Grid operators depend on grid information for effective and efficient operation, maintenance, and planning. This information is traditionally collected by the SCADA system through remote terminal units (RTUs) or gateways placed at substations.
But in this way grid operators are only monitoring part of the grid. For many use cases, information cannot be collected in the traditional way. Examples are oil quality monitoring in the transformers, hot spot temperature monitoring in transformers and lines, copper theft detection and fault passage indication in overhead lines. Sensors collecting information for these cases can often not easily be connected to substation RTUs or gateways, because they are physically too far, or it is too costly to logically integrate them into the systems.
New sensors, often based on internet-of-thing (IoT) technologies, are used to fill this gap. These sensors allow grid operators to get more data about the grid, at a lower cost.
But because of the goal of low cost, it is often not clear what security requirements can be set for the sensor systems. To keep the cost of sensors down, they have less computing power than RTUs or gateways. To reduce installation cost, the sensors are sometimes battery powered. So, some measures may not be feasible on the sensors. Also, to minimize the cost of installation and maintenance, security configuration and key management should take as little time as possible from engineers. So, these functions should be automated where possible.

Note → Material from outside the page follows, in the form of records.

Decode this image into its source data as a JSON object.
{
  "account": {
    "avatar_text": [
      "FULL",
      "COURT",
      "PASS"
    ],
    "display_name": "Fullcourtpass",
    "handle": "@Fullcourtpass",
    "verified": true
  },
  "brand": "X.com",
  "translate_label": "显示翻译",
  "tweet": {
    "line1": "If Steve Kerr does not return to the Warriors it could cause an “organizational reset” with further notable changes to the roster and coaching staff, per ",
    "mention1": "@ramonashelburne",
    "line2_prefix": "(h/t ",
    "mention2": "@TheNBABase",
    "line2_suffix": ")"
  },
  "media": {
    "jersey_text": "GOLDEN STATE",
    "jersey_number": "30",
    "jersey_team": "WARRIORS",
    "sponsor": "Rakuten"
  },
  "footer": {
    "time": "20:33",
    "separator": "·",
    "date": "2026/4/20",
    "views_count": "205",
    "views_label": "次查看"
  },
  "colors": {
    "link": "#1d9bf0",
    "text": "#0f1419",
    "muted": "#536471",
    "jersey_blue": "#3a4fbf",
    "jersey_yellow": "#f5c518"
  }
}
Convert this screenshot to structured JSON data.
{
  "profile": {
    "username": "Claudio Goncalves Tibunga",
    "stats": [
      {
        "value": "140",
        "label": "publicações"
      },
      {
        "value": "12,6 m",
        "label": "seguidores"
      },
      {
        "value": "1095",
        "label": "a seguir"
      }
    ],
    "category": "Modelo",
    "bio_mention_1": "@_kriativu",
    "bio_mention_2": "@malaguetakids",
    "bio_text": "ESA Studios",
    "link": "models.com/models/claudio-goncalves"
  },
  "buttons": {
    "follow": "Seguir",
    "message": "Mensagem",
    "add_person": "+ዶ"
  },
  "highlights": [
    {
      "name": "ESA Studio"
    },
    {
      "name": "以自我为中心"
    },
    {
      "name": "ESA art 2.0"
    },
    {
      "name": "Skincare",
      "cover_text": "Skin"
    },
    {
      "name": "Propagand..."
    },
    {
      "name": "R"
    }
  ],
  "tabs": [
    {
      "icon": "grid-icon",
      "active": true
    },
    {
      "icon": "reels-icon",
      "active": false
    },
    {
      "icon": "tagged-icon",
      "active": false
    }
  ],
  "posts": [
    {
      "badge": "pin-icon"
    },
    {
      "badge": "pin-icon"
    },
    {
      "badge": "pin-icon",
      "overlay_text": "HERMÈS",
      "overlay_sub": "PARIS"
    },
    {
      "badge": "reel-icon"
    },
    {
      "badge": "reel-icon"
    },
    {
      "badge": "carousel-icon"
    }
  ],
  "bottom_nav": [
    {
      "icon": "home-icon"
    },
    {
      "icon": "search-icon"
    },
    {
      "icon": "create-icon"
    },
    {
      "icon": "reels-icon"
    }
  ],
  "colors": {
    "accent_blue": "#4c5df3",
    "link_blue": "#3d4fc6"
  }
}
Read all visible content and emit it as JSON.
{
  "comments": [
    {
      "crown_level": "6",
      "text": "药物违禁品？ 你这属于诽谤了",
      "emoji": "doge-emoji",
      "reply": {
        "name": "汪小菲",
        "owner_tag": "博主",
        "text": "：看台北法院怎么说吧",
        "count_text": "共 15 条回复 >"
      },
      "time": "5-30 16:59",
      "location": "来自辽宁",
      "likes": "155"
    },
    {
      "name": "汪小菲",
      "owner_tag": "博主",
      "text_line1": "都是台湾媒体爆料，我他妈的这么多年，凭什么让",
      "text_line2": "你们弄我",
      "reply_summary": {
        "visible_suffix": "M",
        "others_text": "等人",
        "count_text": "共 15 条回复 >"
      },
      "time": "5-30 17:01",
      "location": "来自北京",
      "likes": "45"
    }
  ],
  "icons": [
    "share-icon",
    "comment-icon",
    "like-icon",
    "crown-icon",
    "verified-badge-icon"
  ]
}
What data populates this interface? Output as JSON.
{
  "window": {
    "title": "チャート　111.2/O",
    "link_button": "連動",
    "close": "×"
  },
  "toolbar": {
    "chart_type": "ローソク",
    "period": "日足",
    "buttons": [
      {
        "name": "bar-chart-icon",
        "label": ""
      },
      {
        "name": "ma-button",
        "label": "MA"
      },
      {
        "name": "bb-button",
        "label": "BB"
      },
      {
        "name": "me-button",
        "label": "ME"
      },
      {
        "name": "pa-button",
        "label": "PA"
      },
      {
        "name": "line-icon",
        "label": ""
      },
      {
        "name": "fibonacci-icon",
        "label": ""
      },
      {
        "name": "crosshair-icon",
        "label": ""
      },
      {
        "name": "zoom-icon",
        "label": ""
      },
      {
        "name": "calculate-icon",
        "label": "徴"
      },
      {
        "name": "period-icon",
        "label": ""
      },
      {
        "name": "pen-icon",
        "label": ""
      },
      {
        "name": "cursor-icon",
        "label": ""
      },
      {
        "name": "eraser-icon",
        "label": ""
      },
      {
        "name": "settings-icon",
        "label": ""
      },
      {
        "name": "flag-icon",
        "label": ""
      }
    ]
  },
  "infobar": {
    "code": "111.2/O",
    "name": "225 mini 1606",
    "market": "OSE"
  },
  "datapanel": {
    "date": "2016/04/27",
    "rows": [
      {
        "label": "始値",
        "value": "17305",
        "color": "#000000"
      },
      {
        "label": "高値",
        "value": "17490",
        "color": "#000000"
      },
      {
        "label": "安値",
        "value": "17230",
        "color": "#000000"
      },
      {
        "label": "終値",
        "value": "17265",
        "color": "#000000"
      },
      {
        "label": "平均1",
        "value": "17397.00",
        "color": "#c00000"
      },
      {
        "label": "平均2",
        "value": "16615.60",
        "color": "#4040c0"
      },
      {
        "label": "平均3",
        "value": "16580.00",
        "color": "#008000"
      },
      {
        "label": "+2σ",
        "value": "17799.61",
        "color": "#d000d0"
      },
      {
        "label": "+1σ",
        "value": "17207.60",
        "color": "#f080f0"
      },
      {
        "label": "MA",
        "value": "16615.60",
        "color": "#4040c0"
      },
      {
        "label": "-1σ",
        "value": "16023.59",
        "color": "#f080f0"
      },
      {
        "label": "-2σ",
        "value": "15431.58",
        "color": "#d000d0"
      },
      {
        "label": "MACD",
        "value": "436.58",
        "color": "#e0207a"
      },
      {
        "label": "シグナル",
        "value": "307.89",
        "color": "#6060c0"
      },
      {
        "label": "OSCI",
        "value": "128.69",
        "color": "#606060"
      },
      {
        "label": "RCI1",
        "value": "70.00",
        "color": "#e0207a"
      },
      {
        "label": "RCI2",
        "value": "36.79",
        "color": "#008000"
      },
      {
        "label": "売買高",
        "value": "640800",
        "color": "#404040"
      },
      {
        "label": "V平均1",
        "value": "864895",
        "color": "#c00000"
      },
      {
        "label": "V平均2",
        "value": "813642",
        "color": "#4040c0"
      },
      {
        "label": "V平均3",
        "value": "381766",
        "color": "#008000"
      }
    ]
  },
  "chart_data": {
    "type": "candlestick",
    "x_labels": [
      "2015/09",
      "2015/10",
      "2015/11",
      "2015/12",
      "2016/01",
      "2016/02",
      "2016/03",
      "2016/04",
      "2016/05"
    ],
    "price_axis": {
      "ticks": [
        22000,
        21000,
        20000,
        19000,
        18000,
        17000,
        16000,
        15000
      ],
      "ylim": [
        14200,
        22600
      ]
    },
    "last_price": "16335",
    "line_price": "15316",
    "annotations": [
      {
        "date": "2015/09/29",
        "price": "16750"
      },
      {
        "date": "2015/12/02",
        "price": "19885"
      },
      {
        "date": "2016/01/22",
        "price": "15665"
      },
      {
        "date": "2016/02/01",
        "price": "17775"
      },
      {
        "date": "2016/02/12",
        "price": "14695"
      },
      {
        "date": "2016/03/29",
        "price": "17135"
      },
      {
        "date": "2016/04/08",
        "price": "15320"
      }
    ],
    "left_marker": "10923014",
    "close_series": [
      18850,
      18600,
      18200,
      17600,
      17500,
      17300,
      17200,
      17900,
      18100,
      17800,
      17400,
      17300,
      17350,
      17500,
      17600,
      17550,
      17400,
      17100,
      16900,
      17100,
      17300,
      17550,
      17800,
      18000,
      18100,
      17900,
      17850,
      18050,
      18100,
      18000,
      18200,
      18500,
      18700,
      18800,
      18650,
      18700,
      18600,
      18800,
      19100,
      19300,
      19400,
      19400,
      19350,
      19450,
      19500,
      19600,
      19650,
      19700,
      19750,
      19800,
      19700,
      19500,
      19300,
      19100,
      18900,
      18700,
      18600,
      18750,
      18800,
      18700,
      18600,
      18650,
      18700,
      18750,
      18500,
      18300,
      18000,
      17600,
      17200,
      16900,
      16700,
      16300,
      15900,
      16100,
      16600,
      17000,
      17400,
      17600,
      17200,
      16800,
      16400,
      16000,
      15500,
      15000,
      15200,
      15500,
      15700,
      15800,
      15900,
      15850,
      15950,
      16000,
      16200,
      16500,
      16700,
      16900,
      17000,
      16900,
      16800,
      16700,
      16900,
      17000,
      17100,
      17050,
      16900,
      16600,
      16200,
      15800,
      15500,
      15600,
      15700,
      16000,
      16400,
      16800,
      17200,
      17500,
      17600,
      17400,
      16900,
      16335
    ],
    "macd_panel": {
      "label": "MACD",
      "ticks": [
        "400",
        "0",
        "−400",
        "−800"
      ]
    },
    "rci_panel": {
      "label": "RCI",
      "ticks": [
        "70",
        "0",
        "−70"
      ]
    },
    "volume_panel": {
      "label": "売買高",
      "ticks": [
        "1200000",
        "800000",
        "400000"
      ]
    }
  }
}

This document provides a recommended security architecture for sensor system, particularly those based on IoT technologies. It gives a set of technical measures that those designing and maintaining the systems can use to mitigate security risks by reducing the likelihoods.